▸ PROBLEM: I'd like the entries reproduced exactly, with all pictures omitted.

▸ THE DATA:
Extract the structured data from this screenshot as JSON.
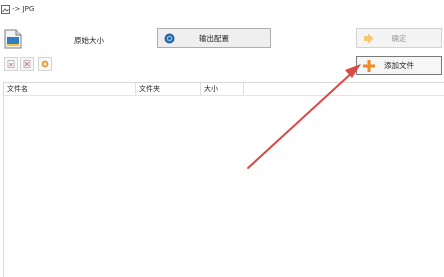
{
  "window": {
    "title": "-> JPG"
  },
  "header": {
    "original_size_label": "原始大小"
  },
  "toolbar": {
    "output_button": "输出配置",
    "confirm_button": "确定",
    "add_file_button": "添加文件"
  },
  "table": {
    "columns": [
      "文件名",
      "文件夹",
      "大小"
    ],
    "rows": []
  },
  "colors": {
    "annotation_arrow": "#d94a44",
    "add_icon": "#f08a1c",
    "confirm_icon": "#f7c873"
  },
  "icons": {
    "title": "picture-icon",
    "output": "swirl-icon",
    "confirm": "arrow-right-icon",
    "add": "plus-icon",
    "tools": [
      "remove-icon",
      "clear-icon",
      "settings-icon"
    ]
  }
}
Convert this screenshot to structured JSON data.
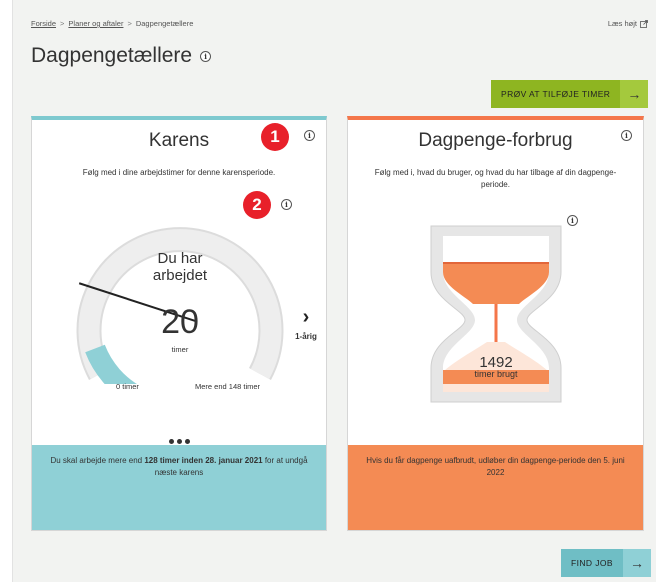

▸ REPLY TO THE EXERCISE:
Extract the structured data from this screenshot as JSON.
{
  "window": {
    "title": "-> JPG"
  },
  "header": {
    "original_size_label": "原始大小"
  },
  "toolbar": {
    "output_button": "输出配置",
    "confirm_button": "确定",
    "add_file_button": "添加文件"
  },
  "table": {
    "columns": [
      "文件名",
      "文件夹",
      "大小"
    ],
    "rows": []
  },
  "colors": {
    "annotation_arrow": "#d94a44",
    "add_icon": "#f08a1c",
    "confirm_icon": "#f7c873"
  },
  "icons": {
    "title": "picture-icon",
    "output": "swirl-icon",
    "confirm": "arrow-right-icon",
    "add": "plus-icon",
    "tools": [
      "remove-icon",
      "clear-icon",
      "settings-icon"
    ]
  }
}
Convert this screenshot to structured JSON data.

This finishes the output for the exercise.